Data under study
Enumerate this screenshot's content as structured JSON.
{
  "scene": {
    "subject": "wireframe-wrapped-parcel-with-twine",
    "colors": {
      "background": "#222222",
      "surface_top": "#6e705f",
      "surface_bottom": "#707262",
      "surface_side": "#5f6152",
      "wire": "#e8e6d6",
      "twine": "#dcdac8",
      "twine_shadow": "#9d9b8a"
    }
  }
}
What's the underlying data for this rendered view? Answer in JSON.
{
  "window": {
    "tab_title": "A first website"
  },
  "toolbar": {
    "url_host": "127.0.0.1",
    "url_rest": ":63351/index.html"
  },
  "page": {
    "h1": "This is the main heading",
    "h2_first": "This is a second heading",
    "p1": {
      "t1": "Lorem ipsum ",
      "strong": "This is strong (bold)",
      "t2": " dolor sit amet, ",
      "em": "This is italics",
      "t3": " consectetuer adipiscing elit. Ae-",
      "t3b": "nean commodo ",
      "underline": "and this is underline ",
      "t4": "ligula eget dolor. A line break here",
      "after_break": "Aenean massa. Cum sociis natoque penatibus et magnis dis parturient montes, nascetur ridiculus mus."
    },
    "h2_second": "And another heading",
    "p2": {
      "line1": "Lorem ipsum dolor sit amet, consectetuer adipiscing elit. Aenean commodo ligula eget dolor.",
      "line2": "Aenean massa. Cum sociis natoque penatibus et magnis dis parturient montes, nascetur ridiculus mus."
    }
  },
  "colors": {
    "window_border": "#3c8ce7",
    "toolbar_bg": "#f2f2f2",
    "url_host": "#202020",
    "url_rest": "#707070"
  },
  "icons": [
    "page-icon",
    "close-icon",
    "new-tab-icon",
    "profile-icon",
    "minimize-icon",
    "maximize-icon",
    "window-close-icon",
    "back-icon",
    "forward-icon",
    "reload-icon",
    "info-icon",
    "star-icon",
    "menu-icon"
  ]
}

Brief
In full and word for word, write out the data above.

Written response
Enumerate this screenshot's content as structured JSON.
{
  "scene": {
    "subject": "wireframe-wrapped-parcel-with-twine",
    "colors": {
      "background": "#222222",
      "surface_top": "#6e705f",
      "surface_bottom": "#707262",
      "surface_side": "#5f6152",
      "wire": "#e8e6d6",
      "twine": "#dcdac8",
      "twine_shadow": "#9d9b8a"
    }
  }
}
What's the underlying data for this rendered view? Answer in JSON.
{
  "window": {
    "tab_title": "A first website"
  },
  "toolbar": {
    "url_host": "127.0.0.1",
    "url_rest": ":63351/index.html"
  },
  "page": {
    "h1": "This is the main heading",
    "h2_first": "This is a second heading",
    "p1": {
      "t1": "Lorem ipsum ",
      "strong": "This is strong (bold)",
      "t2": " dolor sit amet, ",
      "em": "This is italics",
      "t3": " consectetuer adipiscing elit. Ae-",
      "t3b": "nean commodo ",
      "underline": "and this is underline ",
      "t4": "ligula eget dolor. A line break here",
      "after_break": "Aenean massa. Cum sociis natoque penatibus et magnis dis parturient montes, nascetur ridiculus mus."
    },
    "h2_second": "And another heading",
    "p2": {
      "line1": "Lorem ipsum dolor sit amet, consectetuer adipiscing elit. Aenean commodo ligula eget dolor.",
      "line2": "Aenean massa. Cum sociis natoque penatibus et magnis dis parturient montes, nascetur ridiculus mus."
    }
  },
  "colors": {
    "window_border": "#3c8ce7",
    "toolbar_bg": "#f2f2f2",
    "url_host": "#202020",
    "url_rest": "#707070"
  },
  "icons": [
    "page-icon",
    "close-icon",
    "new-tab-icon",
    "profile-icon",
    "minimize-icon",
    "maximize-icon",
    "window-close-icon",
    "back-icon",
    "forward-icon",
    "reload-icon",
    "info-icon",
    "star-icon",
    "menu-icon"
  ]
}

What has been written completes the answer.